In Mogok, floods at the height of planting season in late 2019 turned fields into swamps, ruining crops meant to last half the year.
"People couldn't grow anything. There was no way to get food," Puot told AFP.
She would go foraging, sometimes for days at a time, but found little more than shrubs and wild fruit that made some children ill.
The deluge also washed away whatever dirt roads existed, cutting routes to the outside world. South Sudan has an estimated 250 kilometres (155 miles) of paved road in a country the size of France.
"South Sudan is one of the most isolated, rural, difficult-to-reach countries in the world. You can fly for hours without seeing a road," Matthew Hollingworth, country director for the World Food Programme (WFP) told AFP.
South Sudan is the last place on earth where food is airdropped, and in Mogok there was little other choice: without the tonnes of grains and cereals, people would have simply perished.
But six million South Sudanese -- roughly half the entire population -- are struggling to feed themselves, according to the latest data on food insecurity.
Some 20,000 are just a step away from famine.
- Lean season -
Remarkably, this represents something of an improvement.
Last year, nearly seven million people were starving in the equivalent "lean season", underscoring the connection between war and hunger.
A lull in fighting after September 2018, when South Sudan's warring camps signed a ceasefire, allowing some farmers to return to their fields for the first time in years, and markets to flourish.
Cereal production rose 10 percent, WFP says, though the country still produces well below what it needs.
Airdrops are the costliest means of food delivery, about eight times more expensive than road freight.
But these too have fallen off steeply in peacetime.
Three years ago, WFP had eight cargo planes running airdrops "all day every day" to about 1.3 million people, Hollingworth said.
"Today, because the ceasefires have come into being, and the peace is holding, those numbers have shrunk" to three planes serving about 400,000 people.
- Breaking ground -
Better security has opened access to places written off as too remote or hostile, a breakthrough in a country considered the most dangerous in the world to be an aid worker.
Waterways through the Sudd, one of the world's largest wetlands, have been mapped for the very first time, allowing food to be safely transported by river, and stored on barges ahead of the lean season.
For the first time, amphibious vehicles have reached villages hidden in the Nile tributaries, while trucks have carved roads into isolated bushland in the northeast.
"We couldn't do that in previous years, because there was active fighting up there," said Fiona Lithgow, who heads WFP's specialist units brokering access in South Sudan.
Despite the fanfare in Juba, where enemies have shaken hands and declared peace, violence could still impede the Herculean task of feeding millions in coming months.

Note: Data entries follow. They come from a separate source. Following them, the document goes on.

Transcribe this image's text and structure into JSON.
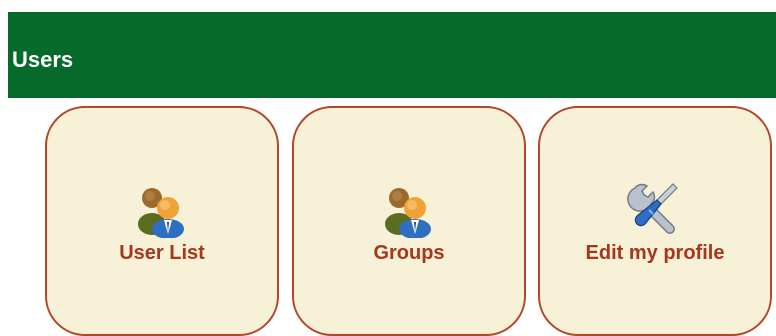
{
  "header": {
    "title": "Users",
    "background": "#066a2a"
  },
  "tiles": [
    {
      "label": "User List",
      "icon": "users-icon"
    },
    {
      "label": "Groups",
      "icon": "users-icon"
    },
    {
      "label": "Edit my profile",
      "icon": "tools-icon"
    }
  ],
  "colors": {
    "tile_background": "#f6f1d7",
    "tile_border": "#b2472a",
    "tile_label": "#a8361c"
  }
}
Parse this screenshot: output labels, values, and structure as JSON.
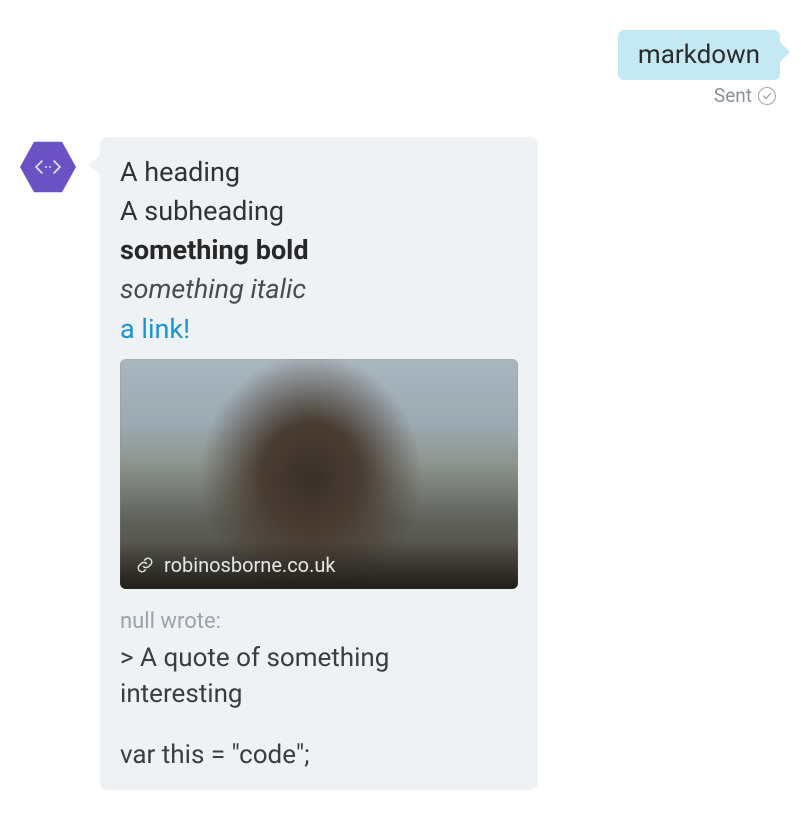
{
  "user_message": {
    "text": "markdown",
    "status_label": "Sent"
  },
  "bot_message": {
    "heading": "A heading",
    "subheading": "A subheading",
    "bold_text": "something bold",
    "italic_text": "something italic",
    "link_text": "a link!",
    "card": {
      "source": "robinosborne.co.uk"
    },
    "quote": {
      "author_line": "null wrote:",
      "body": "> A quote of something interesting"
    },
    "code": "var this = \"code\";"
  },
  "icons": {
    "bot_avatar": "code-hexagon-icon",
    "sent_check": "check-circle-icon",
    "link_card": "link-icon"
  }
}
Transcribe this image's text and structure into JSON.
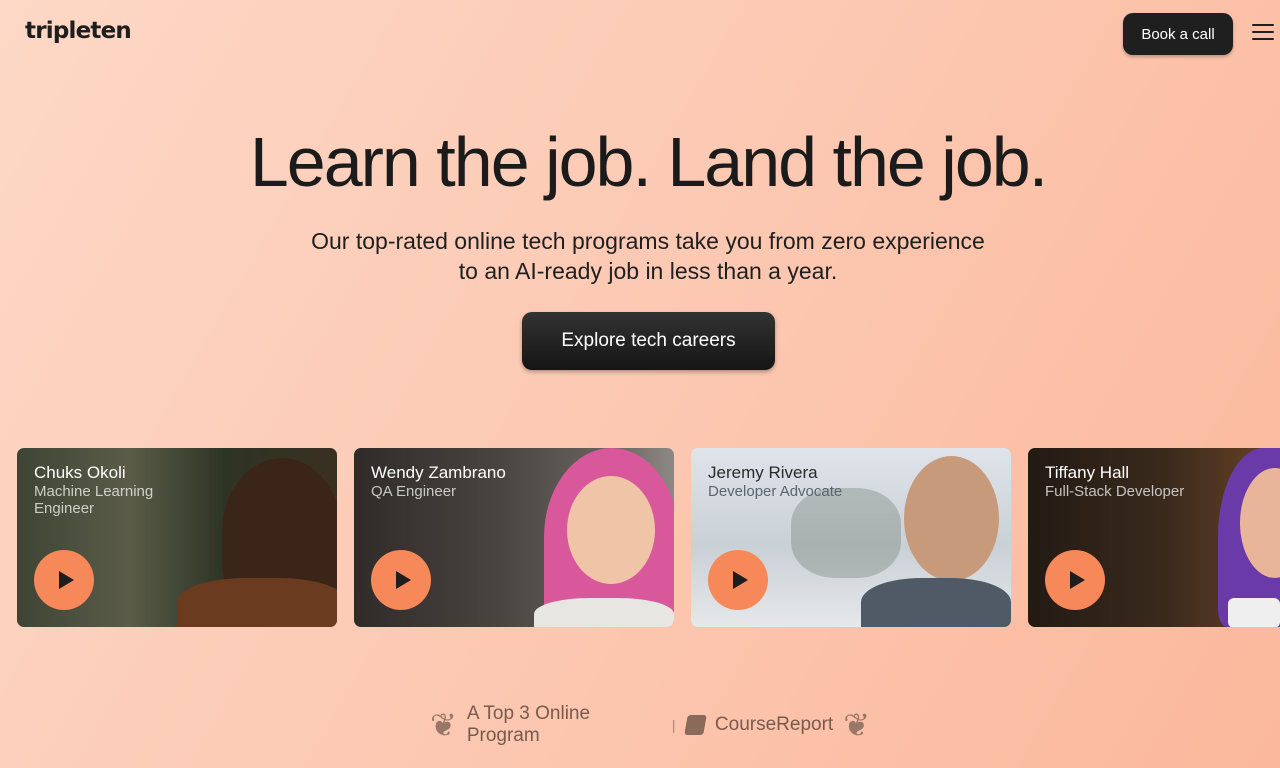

In central Equatoria, holdout rebels have refused to lay down arms, creating instability in the country's lush breadbasket at a time when food is desperately needed.
An invasion of desert locusts, meanwhile, threatens what crops survived a terrible harvest season marked by record rainfall and floods.

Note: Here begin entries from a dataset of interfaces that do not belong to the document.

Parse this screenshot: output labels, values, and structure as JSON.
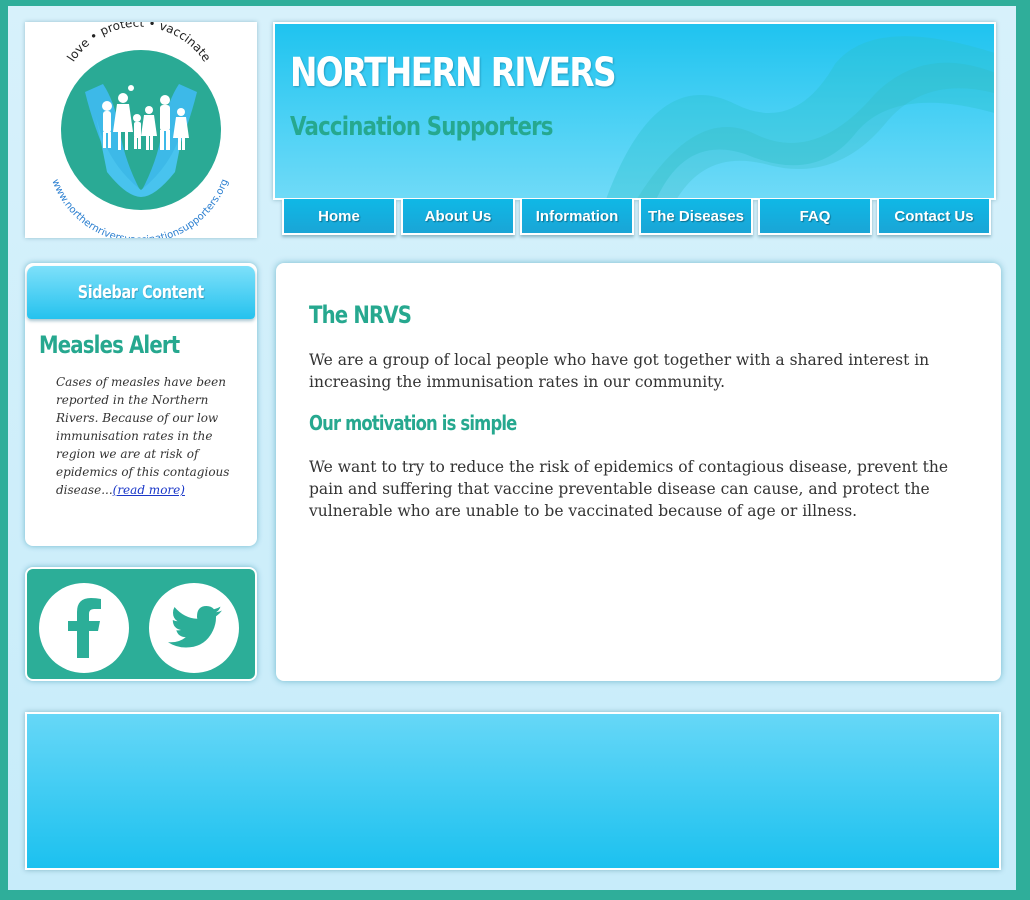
{
  "logo": {
    "tagline": "love • protect • vaccinate",
    "url_text": "www.northernriversvaccinationsupporters.org"
  },
  "header": {
    "title": "NORTHERN RIVERS",
    "subtitle": "Vaccination Supporters"
  },
  "nav": {
    "items": [
      {
        "label": "Home"
      },
      {
        "label": "About Us"
      },
      {
        "label": "Information"
      },
      {
        "label": "The Diseases"
      },
      {
        "label": "FAQ"
      },
      {
        "label": "Contact Us"
      }
    ]
  },
  "sidebar": {
    "header": "Sidebar Content",
    "alert_title": "Measles Alert",
    "alert_text": "Cases of measles have been reported in the Northern Rivers. Because of our low immunisation rates in the region we are at risk of epidemics of this contagious disease...",
    "read_more": "(read more)"
  },
  "social": {
    "facebook_icon": "facebook-icon",
    "twitter_icon": "twitter-icon"
  },
  "main": {
    "heading": "The NRVS",
    "paragraph1": "We are a group of local people who have got together with a shared interest in increasing the immunisation rates in our community.",
    "subheading": "Our motivation is simple",
    "paragraph2": "We want to try to reduce the risk of epidemics of contagious disease, prevent the pain and suffering that vaccine preventable disease can cause, and protect the vulnerable who are unable to be vaccinated because of age or illness."
  },
  "colors": {
    "accent_teal": "#26a88f",
    "sky_blue": "#1fc3ef",
    "frame": "#2fae9a"
  }
}
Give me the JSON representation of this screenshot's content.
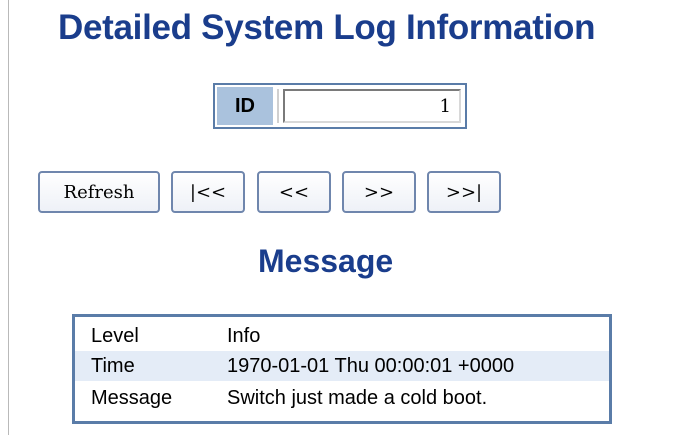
{
  "title": "Detailed System Log Information",
  "id_selector": {
    "label": "ID",
    "value": "1"
  },
  "buttons": {
    "refresh": "Refresh",
    "first": "|<<",
    "prev": "<<",
    "next": ">>",
    "last": ">>|"
  },
  "message_section": {
    "title": "Message",
    "rows": [
      {
        "key": "Level",
        "value": "Info"
      },
      {
        "key": "Time",
        "value": "1970-01-01 Thu 00:00:01 +0000"
      },
      {
        "key": "Message",
        "value": "Switch just made a cold boot."
      }
    ]
  },
  "colors": {
    "title_blue": "#1a3d8c",
    "border_blue": "#5a7ca8",
    "label_bg": "#aac2dd",
    "row_alt": "#e4ecf7"
  }
}
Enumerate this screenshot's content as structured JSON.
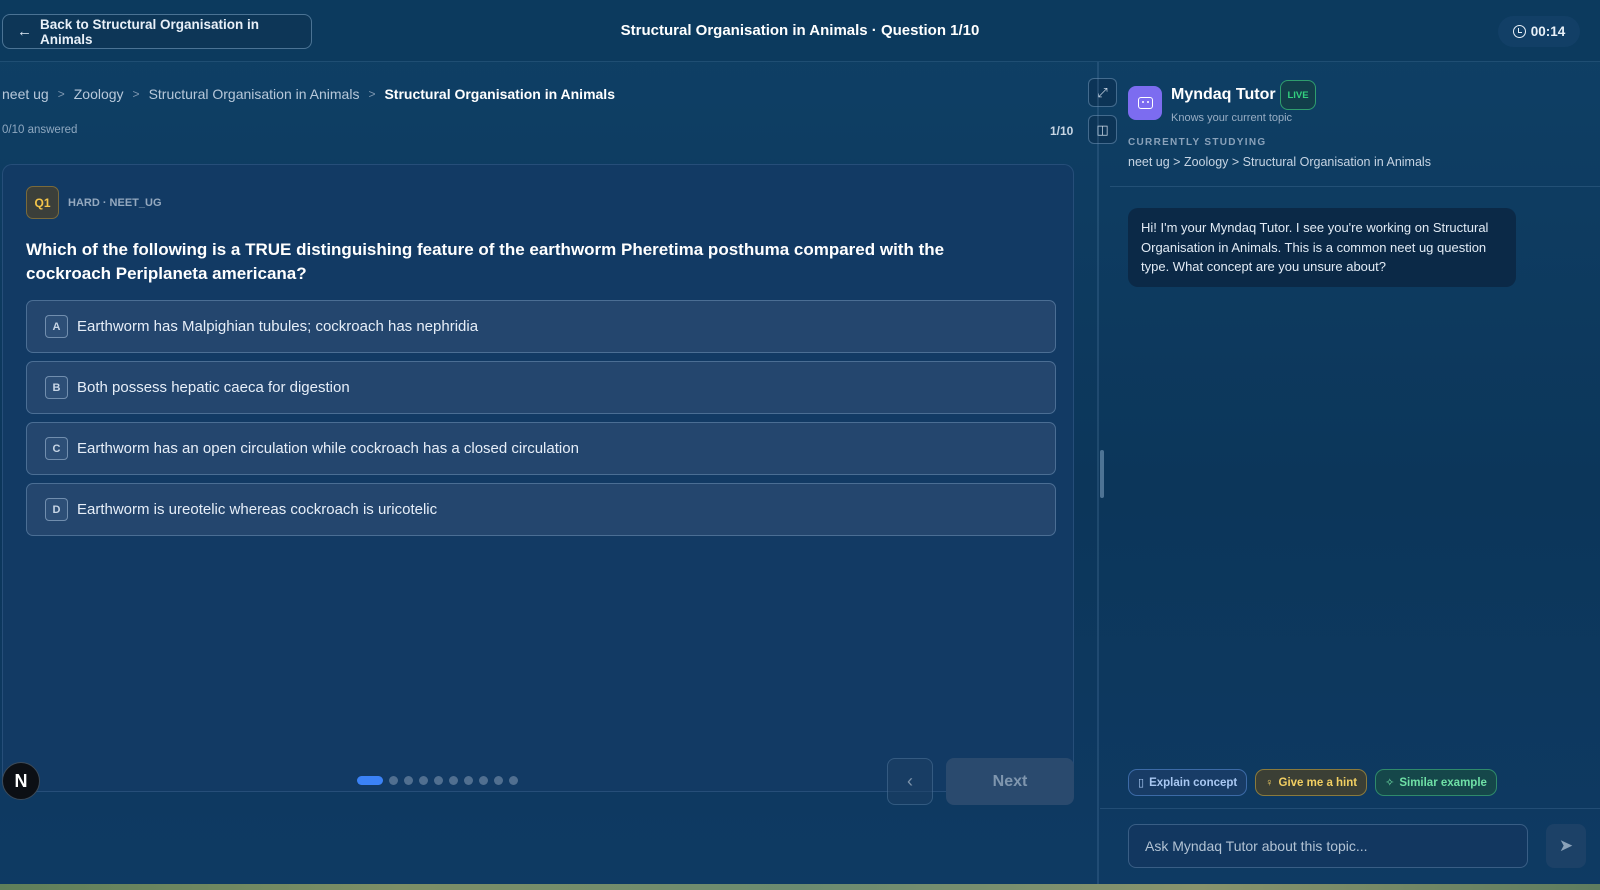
{
  "header": {
    "back_label": "Back to Structural Organisation in Animals",
    "title": "Structural Organisation in Animals · Question 1/10",
    "timer": "00:14"
  },
  "breadcrumb": {
    "items": [
      "neet ug",
      "Zoology",
      "Structural Organisation in Animals",
      "Structural Organisation in Animals"
    ],
    "separator": ">"
  },
  "progress": {
    "answered": "0/10 answered",
    "counter": "1/10"
  },
  "question": {
    "badge": "Q1",
    "meta": "HARD · NEET_UG",
    "text": "Which of the following is a TRUE distinguishing feature of the earthworm Pheretima posthuma compared with the cockroach Periplaneta americana?",
    "options": [
      {
        "letter": "A",
        "text": "Earthworm has Malpighian tubules; cockroach has nephridia"
      },
      {
        "letter": "B",
        "text": "Both possess hepatic caeca for digestion"
      },
      {
        "letter": "C",
        "text": "Earthworm has an open circulation while cockroach has a closed circulation"
      },
      {
        "letter": "D",
        "text": "Earthworm is ureotelic whereas cockroach is uricotelic"
      }
    ]
  },
  "footer": {
    "logo": "N",
    "dot_count": 10,
    "current_question": 1,
    "next_label": "Next"
  },
  "tutor": {
    "name": "Myndaq Tutor",
    "live_label": "LIVE",
    "subtitle": "Knows your current topic",
    "studying_label": "CURRENTLY STUDYING",
    "studying_path": "neet ug > Zoology > Structural Organisation in Animals",
    "message": "Hi! I'm your Myndaq Tutor. I see you're working on Structural Organisation in Animals. This is a common neet ug question type. What concept are you unsure about?",
    "chips": {
      "explain": "Explain concept",
      "hint": "Give me a hint",
      "similar": "Similar example"
    },
    "input_placeholder": "Ask Myndaq Tutor about this topic..."
  },
  "colors": {
    "accent": "#3b82f6",
    "hint": "#f2cf62",
    "similar": "#6fe0a6",
    "live": "#33d07f",
    "avatar": "#7c6cf0"
  }
}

But if stability prevails, the airdrop over Mogok could be the last, Hollingworth said, with a new road planned from the village to nearby towns and marketplaces to end its dependence on emergency rations.
"Peace will bring that change," Hollingworth said.